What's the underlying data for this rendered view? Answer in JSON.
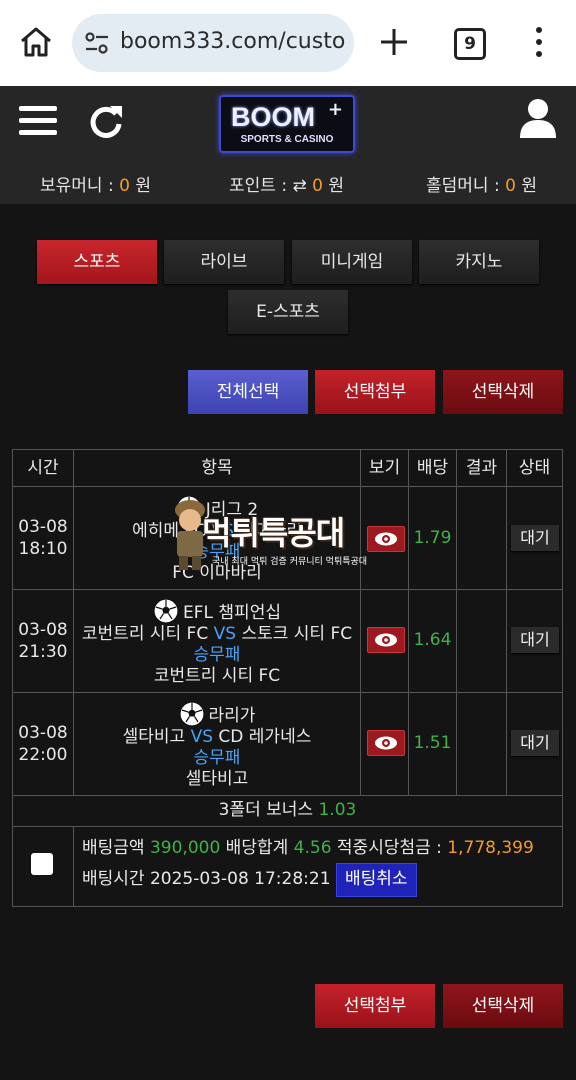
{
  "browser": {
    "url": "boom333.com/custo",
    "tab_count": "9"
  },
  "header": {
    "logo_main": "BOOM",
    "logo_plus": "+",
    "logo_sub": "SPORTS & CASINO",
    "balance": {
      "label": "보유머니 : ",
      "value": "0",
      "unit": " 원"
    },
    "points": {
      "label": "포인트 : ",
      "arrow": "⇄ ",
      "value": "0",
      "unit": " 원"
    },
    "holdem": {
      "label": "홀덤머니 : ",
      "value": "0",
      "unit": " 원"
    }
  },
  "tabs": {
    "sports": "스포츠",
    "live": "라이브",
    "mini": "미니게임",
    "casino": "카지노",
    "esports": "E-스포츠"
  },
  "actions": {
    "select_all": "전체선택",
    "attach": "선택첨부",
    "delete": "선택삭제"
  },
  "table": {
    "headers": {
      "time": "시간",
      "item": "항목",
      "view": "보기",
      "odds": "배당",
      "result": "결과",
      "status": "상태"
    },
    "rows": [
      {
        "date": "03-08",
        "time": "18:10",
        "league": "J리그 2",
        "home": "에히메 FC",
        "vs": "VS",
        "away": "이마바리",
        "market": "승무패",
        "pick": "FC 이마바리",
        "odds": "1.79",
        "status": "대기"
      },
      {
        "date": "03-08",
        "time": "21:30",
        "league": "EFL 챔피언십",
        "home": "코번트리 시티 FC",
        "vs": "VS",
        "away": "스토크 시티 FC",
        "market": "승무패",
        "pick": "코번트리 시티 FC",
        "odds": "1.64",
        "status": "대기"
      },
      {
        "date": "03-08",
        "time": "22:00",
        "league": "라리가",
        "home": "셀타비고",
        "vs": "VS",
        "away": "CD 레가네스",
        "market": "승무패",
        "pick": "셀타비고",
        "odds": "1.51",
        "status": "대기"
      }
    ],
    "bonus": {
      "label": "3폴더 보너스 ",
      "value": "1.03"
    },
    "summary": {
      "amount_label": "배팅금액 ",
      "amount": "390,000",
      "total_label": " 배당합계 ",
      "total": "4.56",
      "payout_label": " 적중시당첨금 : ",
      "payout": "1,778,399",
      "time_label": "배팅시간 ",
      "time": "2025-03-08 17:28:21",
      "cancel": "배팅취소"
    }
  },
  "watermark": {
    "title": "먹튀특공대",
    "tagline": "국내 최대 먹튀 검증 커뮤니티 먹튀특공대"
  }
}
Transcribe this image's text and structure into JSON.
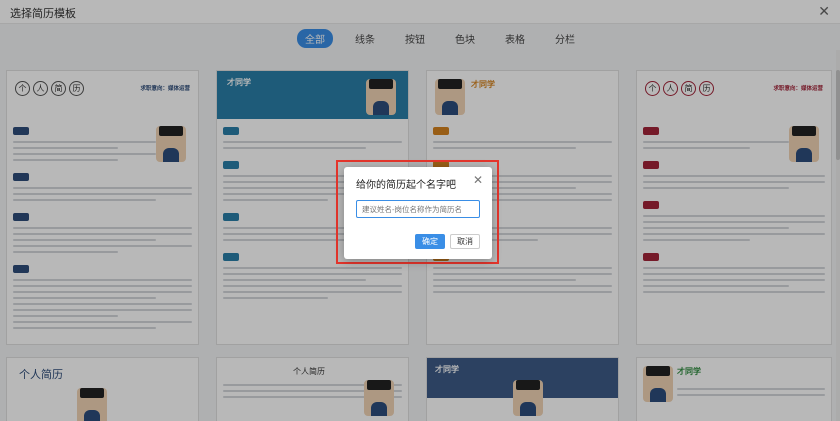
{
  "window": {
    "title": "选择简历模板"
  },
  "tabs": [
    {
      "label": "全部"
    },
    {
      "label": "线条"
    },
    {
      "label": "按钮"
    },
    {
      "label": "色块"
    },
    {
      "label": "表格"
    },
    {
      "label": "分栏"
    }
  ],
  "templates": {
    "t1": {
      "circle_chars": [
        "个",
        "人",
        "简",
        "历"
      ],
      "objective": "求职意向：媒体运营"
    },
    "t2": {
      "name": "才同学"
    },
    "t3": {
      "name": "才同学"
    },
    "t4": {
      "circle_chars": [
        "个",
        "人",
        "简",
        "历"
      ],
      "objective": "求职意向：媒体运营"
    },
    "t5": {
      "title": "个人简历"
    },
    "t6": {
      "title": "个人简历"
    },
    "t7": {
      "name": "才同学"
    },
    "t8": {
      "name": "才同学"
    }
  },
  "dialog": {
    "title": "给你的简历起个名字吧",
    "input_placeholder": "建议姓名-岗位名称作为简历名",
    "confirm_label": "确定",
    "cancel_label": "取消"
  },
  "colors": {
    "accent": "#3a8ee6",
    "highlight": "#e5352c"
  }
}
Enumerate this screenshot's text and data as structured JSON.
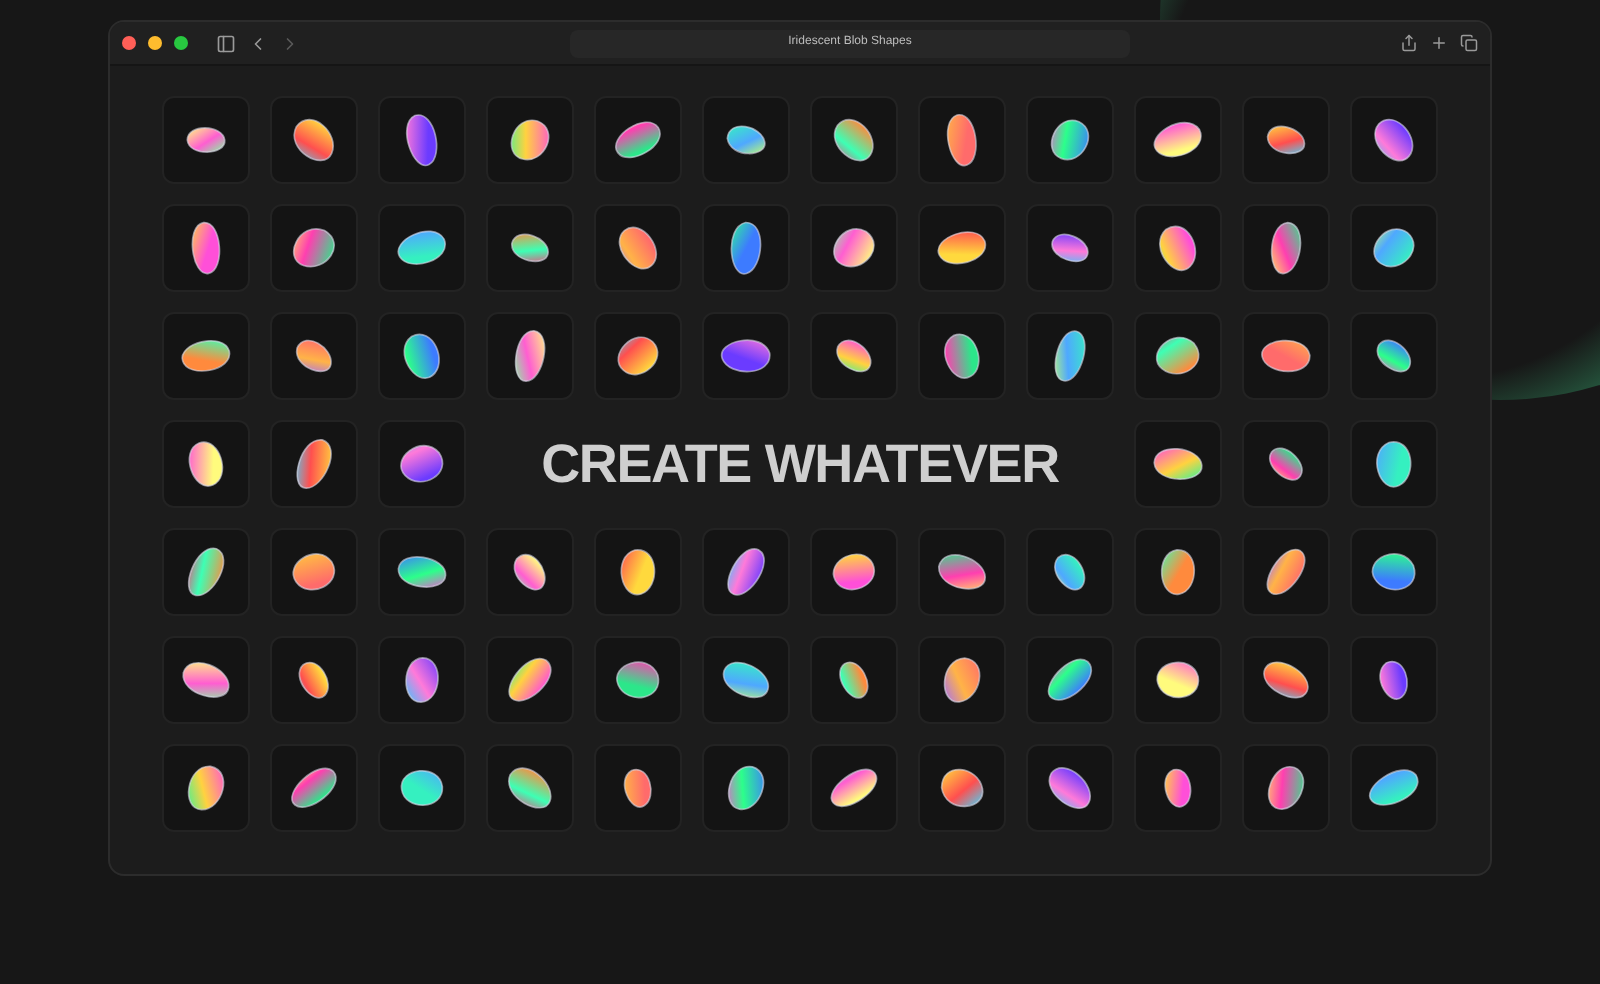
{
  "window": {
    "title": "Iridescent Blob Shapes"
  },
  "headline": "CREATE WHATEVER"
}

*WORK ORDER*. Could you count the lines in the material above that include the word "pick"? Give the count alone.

*SOLVED EXERCISE*. 3